Man has existed as part of the cycle of life since the dawn of his existence. To believe that one can exist outside of this cycle, this web, is a delusion that only man could invent for himself. Those of us who have tapped into this force within ourselves feel an indelible connection to our species and to our place in the order of things. We hunters do not exist in parallel with the natural world, but within it. I have often heard others remark that they wish they could travel to the past to witness a particular place or time: to watch the endless herds of bison or to see the great cities that existed before European contact with the New World. Hunting allows me to interact with those lost days in ways that I cannot explain, ways that a photograph or video cannot capture.
Hunting is what man does. In a world that lives adrift, hunting can be our anchor chain to sanity. There are those who would take this connection to our past, to who we are, away from us. Many of them are well-meaning folks who just don’t get it, while others are deranged zealots. Regardless of their aim, it is time for us to push back. We will push back with facts, by telling the hunter’s story, one of humanity’s oldest stories. We who know the wonder that is hunting, we who are connected to our food supply, will be ambassadors to the open-minded and ill-informed, to the ignorant and to those who have simply lost their way.
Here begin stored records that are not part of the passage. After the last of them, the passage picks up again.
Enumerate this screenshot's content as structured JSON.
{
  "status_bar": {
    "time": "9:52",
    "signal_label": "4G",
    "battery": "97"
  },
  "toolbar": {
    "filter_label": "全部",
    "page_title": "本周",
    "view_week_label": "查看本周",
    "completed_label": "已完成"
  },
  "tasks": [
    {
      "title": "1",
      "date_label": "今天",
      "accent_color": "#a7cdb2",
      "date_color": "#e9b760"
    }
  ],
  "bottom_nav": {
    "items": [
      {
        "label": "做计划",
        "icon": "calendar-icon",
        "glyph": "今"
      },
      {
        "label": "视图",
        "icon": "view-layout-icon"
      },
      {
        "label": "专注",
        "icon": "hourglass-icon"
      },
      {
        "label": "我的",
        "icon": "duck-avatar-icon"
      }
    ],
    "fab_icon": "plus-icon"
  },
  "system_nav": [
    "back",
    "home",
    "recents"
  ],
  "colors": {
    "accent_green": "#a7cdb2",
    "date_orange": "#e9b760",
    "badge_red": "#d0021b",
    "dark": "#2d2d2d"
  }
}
Photo credit: Tony Bynum
NRA has stood in the gap for decades to protect the rights of all Americans to control their own safety and security. Hunting has always been part of NRA’s cause, but often not its focus. The organization is stepping into the void now to fight another battle, to preserve a part of humanity that predates the most rudimentary arms, to preserve a part of our lives that existed long before the concept of individual rights was ever theorized. Stand with us, be a voice of reason that will not be silenced, call out the hypocrisy and hold the other side accountable to the truth. Get out and see and feel the places as only a hunter can.
"The hunter's horn sounds early for some, later for others. For some unfortunates, poisoned by city sidewalks and sentenced to a cement jungle more horrifying than anything to be found in Tanganyika, the horn of the hunter never winds at all. But deep in the guts of most men is buried the involuntary response to the hunter's horn, a prickle of the nape hairs, an acceleration of the pulse, an atavistic memory of his fathers, who killed first with stone, and then with club, and then with spear, and then with bow, and then with gun, and finally with formulae."
— Robert C. Ruark